Health Officials Warn of Skin Infection Associated With NYC Chinatown Seafood
The New York City Health Department announced an outbreak of a rare skin infection this week. It is being associated with people who came into contact with raw or live seafood at Chinatown markets.
At least 30 people who touched the fish in question were infected with this rare type of bacteria, called aquarium granuloma. New York City hasn’t seen an outbreak of the bacteria in 20 years, according to medical experts.
“This is a very uncommon bacteria, so the fact that we’ve detected 30 cases so far suggests that something has changed, either about the water in the tank or the tanks themselves or the types of fish or seafood that are causing this problem,” Dr. Jay Varma, the health department's deputy commissioner for disease control, said.

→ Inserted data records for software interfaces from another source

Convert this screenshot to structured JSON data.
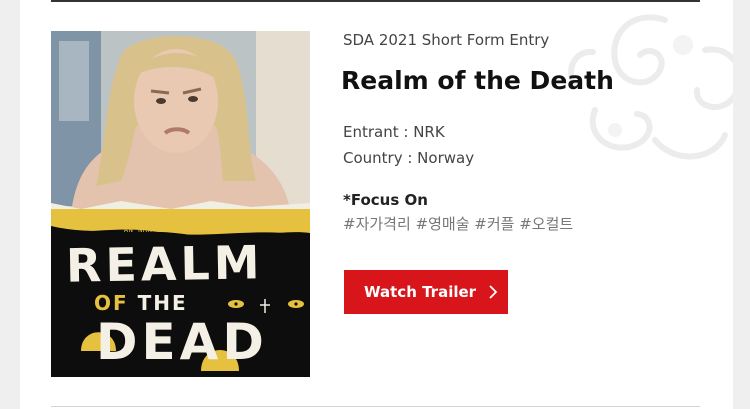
{
  "entry": {
    "category": "SDA 2021 Short Form Entry",
    "title": "Realm of the Death",
    "entrant": "Entrant : NRK",
    "country": "Country : Norway",
    "focus_label": "*Focus On",
    "tags": "#자가격리 #영매술 #커플 #오컬트",
    "watch_button": "Watch Trailer"
  },
  "poster": {
    "tagline": "AN NRK SHORT FORM SERIES",
    "title_line1": "REALM",
    "title_line2_a": "OF",
    "title_line2_b": "THE",
    "title_line3": "DEAD"
  },
  "colors": {
    "accent_red": "#d7151b",
    "poster_yellow": "#e6c13f"
  }
}
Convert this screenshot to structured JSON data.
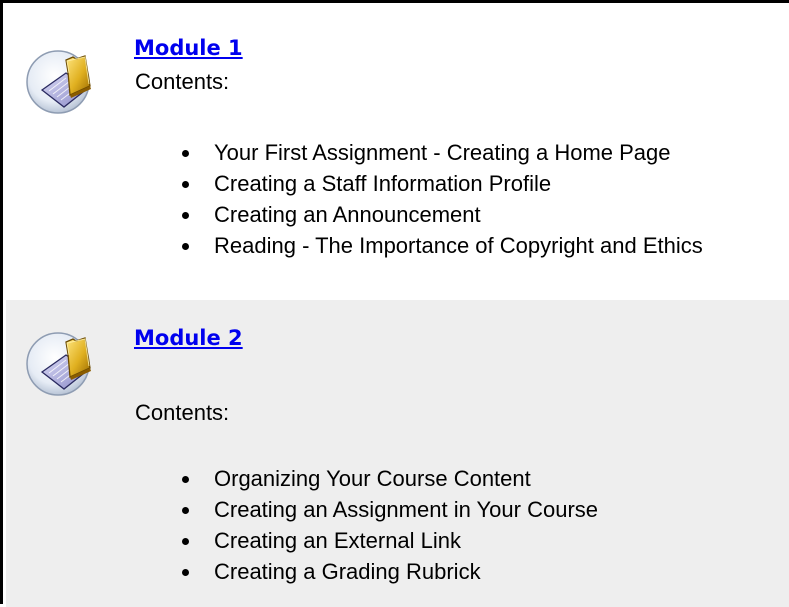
{
  "modules": [
    {
      "title": "Module 1",
      "contents_label": "Contents:",
      "icon": "folder-notebook-icon",
      "items": [
        "Your First Assignment - Creating a Home Page",
        "Creating a Staff Information Profile",
        "Creating an Announcement",
        "Reading - The Importance of Copyright and Ethics"
      ]
    },
    {
      "title": "Module 2",
      "contents_label": "Contents:",
      "icon": "folder-notebook-icon",
      "items": [
        "Organizing Your Course Content",
        "Creating an Assignment in Your Course",
        "Creating an External Link",
        "Creating a Grading Rubrick"
      ]
    }
  ],
  "colors": {
    "link": "#0000ee",
    "module_2_background": "#eeeeee",
    "frame_border": "#000000"
  }
}
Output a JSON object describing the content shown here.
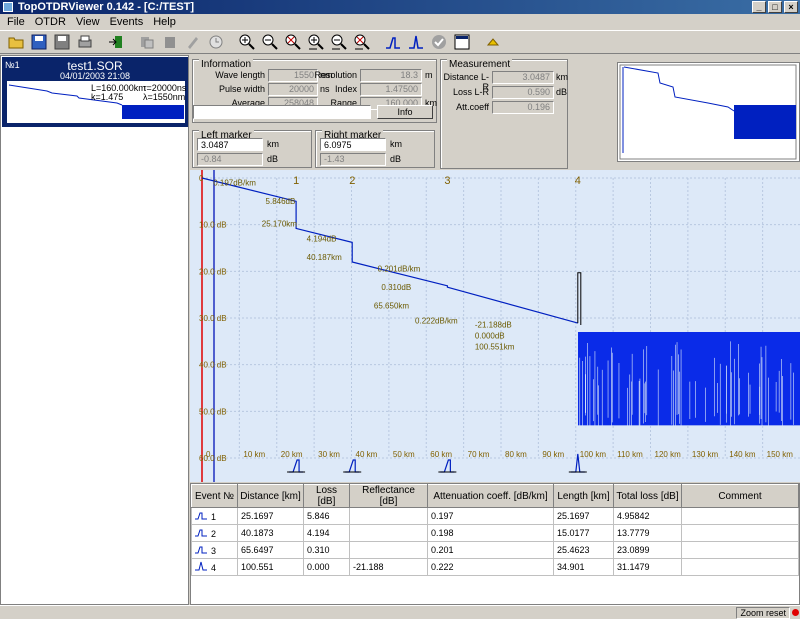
{
  "window": {
    "title": "TopOTDRViewer 0.142 - [C:/TEST]"
  },
  "menu": [
    "File",
    "OTDR",
    "View",
    "Events",
    "Help"
  ],
  "toolbar": [
    "open-icon",
    "save-icon",
    "save-as-icon",
    "print-icon",
    "export-icon",
    "copy-icon",
    "paste-icon",
    "edit-icon",
    "timer-icon",
    "zoom-in-icon",
    "zoom-out-icon",
    "zoom-fit-icon",
    "zoom-in-h-icon",
    "zoom-out-h-icon",
    "zoom-reset-icon",
    "event-step-icon",
    "event-peak-icon",
    "check-icon",
    "window-icon",
    "up-icon"
  ],
  "file": {
    "number": "№1",
    "name": "test1.SOR",
    "date": "04/01/2003 21:08",
    "thumb_l": "L=160.000km",
    "thumb_t": "τ=20000ns",
    "thumb_k": "k=1.475",
    "thumb_lambda": "λ=1550nm"
  },
  "info": {
    "legend": "Information",
    "wavelength_label": "Wave length",
    "wavelength": "1550",
    "wavelength_unit": "nm",
    "resolution_label": "Resolution",
    "resolution": "18.3",
    "resolution_unit": "m",
    "pulse_label": "Pulse width",
    "pulse": "20000",
    "pulse_unit": "ns",
    "index_label": "Index",
    "index": "1.47500",
    "average_label": "Average",
    "average": "258048",
    "range_label": "Range",
    "range": "160.000",
    "range_unit": "km",
    "info_button": "Info"
  },
  "measurement": {
    "legend": "Measurement",
    "distance_label": "Distance L-R",
    "distance": "3.0487",
    "distance_unit": "km",
    "loss_label": "Loss L-R",
    "loss": "0.590",
    "loss_unit": "dB",
    "att_label": "Att.coeff",
    "att": "0.196"
  },
  "left_marker": {
    "legend": "Left marker",
    "km": "3.0487",
    "km_unit": "km",
    "db": "-0.84",
    "db_unit": "dB"
  },
  "right_marker": {
    "legend": "Right marker",
    "km": "6.0975",
    "km_unit": "km",
    "db": "-1.43",
    "db_unit": "dB"
  },
  "graph": {
    "x_ticks": [
      "0",
      "10 km",
      "20 km",
      "30 km",
      "40 km",
      "50 km",
      "60 km",
      "70 km",
      "80 km",
      "90 km",
      "100 km",
      "110 km",
      "120 km",
      "130 km",
      "140 km",
      "150 km"
    ],
    "y_ticks": [
      "0",
      "10.0 dB",
      "20.0 dB",
      "30.0 dB",
      "40.0 dB",
      "50.0 dB",
      "60.0 dB"
    ],
    "event_numbers": [
      "1",
      "2",
      "3",
      "4"
    ],
    "annotations": [
      "0.197dB/km",
      "5.846dB",
      "25.170km",
      "4.194dB",
      "40.187km",
      "0.201dB/km",
      "0.310dB",
      "65.650km",
      "0.222dB/km",
      "-21.188dB",
      "0.000dB",
      "100.551km"
    ]
  },
  "table": {
    "headers": [
      "Event №",
      "Distance [km]",
      "Loss [dB]",
      "Reflectance [dB]",
      "Attenuation coeff. [dB/km]",
      "Length [km]",
      "Total loss [dB]",
      "Comment"
    ],
    "rows": [
      [
        "1",
        "25.1697",
        "5.846",
        "",
        "0.197",
        "25.1697",
        "4.95842",
        ""
      ],
      [
        "2",
        "40.1873",
        "4.194",
        "",
        "0.198",
        "15.0177",
        "13.7779",
        ""
      ],
      [
        "3",
        "65.6497",
        "0.310",
        "",
        "0.201",
        "25.4623",
        "23.0899",
        ""
      ],
      [
        "4",
        "100.551",
        "0.000",
        "-21.188",
        "0.222",
        "34.901",
        "31.1479",
        ""
      ]
    ]
  },
  "status": {
    "zoom_reset": "Zoom reset"
  },
  "chart_data": {
    "type": "line",
    "title": "",
    "xlabel": "",
    "ylabel": "",
    "xlim": [
      0,
      160
    ],
    "ylim": [
      0,
      60
    ],
    "series": [
      {
        "x": [
          0,
          25.17,
          25.17,
          40.19,
          40.19,
          65.65,
          65.65,
          100.55
        ],
        "values": [
          0,
          5.0,
          10.8,
          13.8,
          18.0,
          23.1,
          23.4,
          31.1
        ]
      }
    ],
    "noise_floor_from_km": 100.6,
    "events_km": [
      25.17,
      40.19,
      65.65,
      100.55
    ]
  }
}
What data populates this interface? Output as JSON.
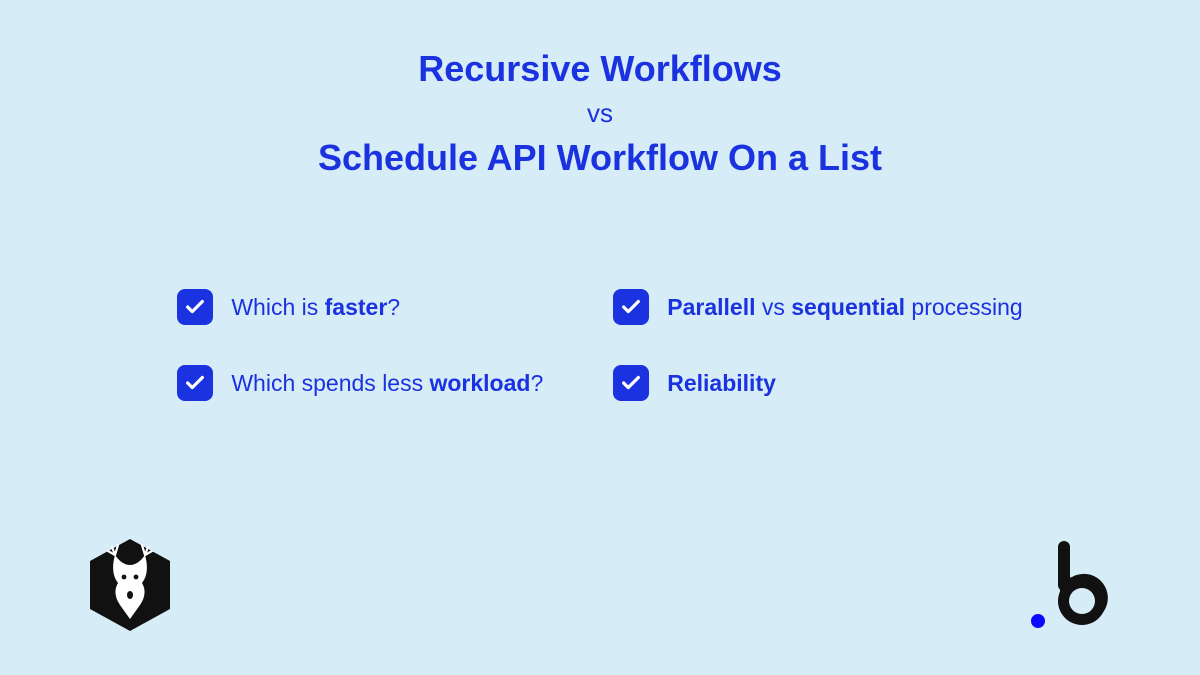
{
  "heading": {
    "line1": "Recursive Workflows",
    "vs": "vs",
    "line2": "Schedule API Workflow On a List"
  },
  "left_col": {
    "item1": {
      "prefix": "Which is ",
      "bold": "faster",
      "suffix": "?"
    },
    "item2": {
      "prefix": "Which spends less ",
      "bold": "workload",
      "suffix": "?"
    }
  },
  "right_col": {
    "item1": {
      "bold1": "Parallell",
      "mid": " vs ",
      "bold2": "sequential",
      "suffix": " processing"
    },
    "item2": {
      "bold": "Reliability"
    }
  },
  "colors": {
    "accent": "#1b32e0",
    "bg": "#d6ecf7"
  }
}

The infection leaves red bumps on the hands or arms and can also swell underneath the skin. Those infected may have difficulty moving their fingers.
If left untreated, the infection can become significantly worse and require surgery.
Medical professionals suggest that anyone dealing with seafood from the Chinatown markets should wear waterproof gloves. While raw seafood should be treated with caution, eating it cooked is not considered dangerous.